▶ _Task description_
Before copying, set the pictures aside; then repeat every line below verbatim.

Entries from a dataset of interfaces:
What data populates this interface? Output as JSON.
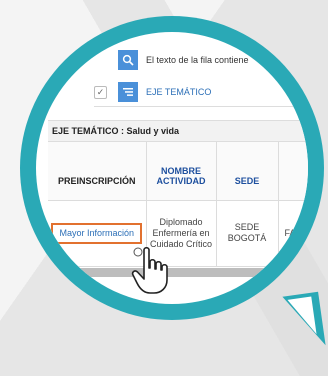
{
  "toolbar": {
    "search_text": "El texto de la fila contiene",
    "eje_label": "EJE TEMÁTICO",
    "checkbox_mark": "✓"
  },
  "group": {
    "header": "EJE TEMÁTICO : Salud y vida"
  },
  "table": {
    "headers": {
      "preinscripcion": "PREINSCRIPCIÓN",
      "nombre_actividad": "NOMBRE ACTIVIDAD",
      "sede": "SEDE"
    },
    "row": {
      "info_button": "Mayor Información",
      "nombre_actividad": "Diplomado Enfermería en Cuidado Crítico",
      "sede": "SEDE BOGOTÁ",
      "partial": "FA ENF"
    }
  },
  "colors": {
    "ring": "#2aa9b6",
    "button_blue": "#4a90d9",
    "link_blue": "#2c6fb7",
    "highlight_orange": "#e2712f"
  },
  "icons": [
    "search-icon",
    "list-icon",
    "check-icon",
    "hand-cursor-icon"
  ]
}
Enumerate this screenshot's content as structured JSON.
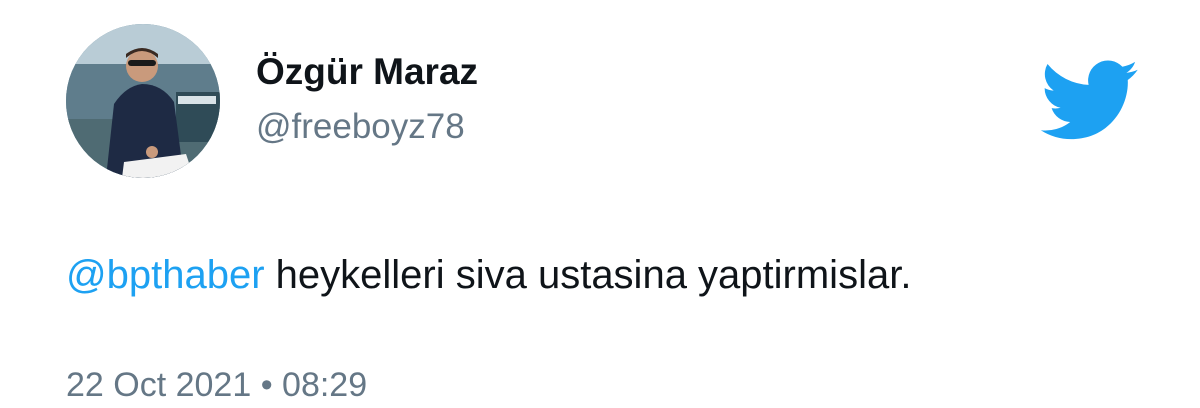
{
  "user": {
    "display_name": "Özgür Maraz",
    "handle": "@freeboyz78"
  },
  "logo": {
    "icon": "twitter-bird-icon",
    "color": "#1da1f2"
  },
  "tweet": {
    "mention": "@bpthaber",
    "body": " heykelleri siva ustasina yaptirmislar."
  },
  "meta": {
    "date": "22 Oct 2021",
    "separator": " • ",
    "time": "08:29"
  },
  "colors": {
    "mention": "#1da1f2",
    "secondary_text": "#657786",
    "primary_text": "#0f1419"
  }
}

▶ _Result of this task_
What data populates this interface? Output as JSON.
{
  "toolbar": {
    "search_text": "El texto de la fila contiene",
    "eje_label": "EJE TEMÁTICO",
    "checkbox_mark": "✓"
  },
  "group": {
    "header": "EJE TEMÁTICO : Salud y vida"
  },
  "table": {
    "headers": {
      "preinscripcion": "PREINSCRIPCIÓN",
      "nombre_actividad": "NOMBRE ACTIVIDAD",
      "sede": "SEDE"
    },
    "row": {
      "info_button": "Mayor Información",
      "nombre_actividad": "Diplomado Enfermería en Cuidado Crítico",
      "sede": "SEDE BOGOTÁ",
      "partial": "FA ENF"
    }
  },
  "colors": {
    "ring": "#2aa9b6",
    "button_blue": "#4a90d9",
    "link_blue": "#2c6fb7",
    "highlight_orange": "#e2712f"
  },
  "icons": [
    "search-icon",
    "list-icon",
    "check-icon",
    "hand-cursor-icon"
  ]
}
Enumerate this screenshot's content as structured JSON.
{
  "user": {
    "display_name": "Özgür Maraz",
    "handle": "@freeboyz78"
  },
  "logo": {
    "icon": "twitter-bird-icon",
    "color": "#1da1f2"
  },
  "tweet": {
    "mention": "@bpthaber",
    "body": " heykelleri siva ustasina yaptirmislar."
  },
  "meta": {
    "date": "22 Oct 2021",
    "separator": " • ",
    "time": "08:29"
  },
  "colors": {
    "mention": "#1da1f2",
    "secondary_text": "#657786",
    "primary_text": "#0f1419"
  }
}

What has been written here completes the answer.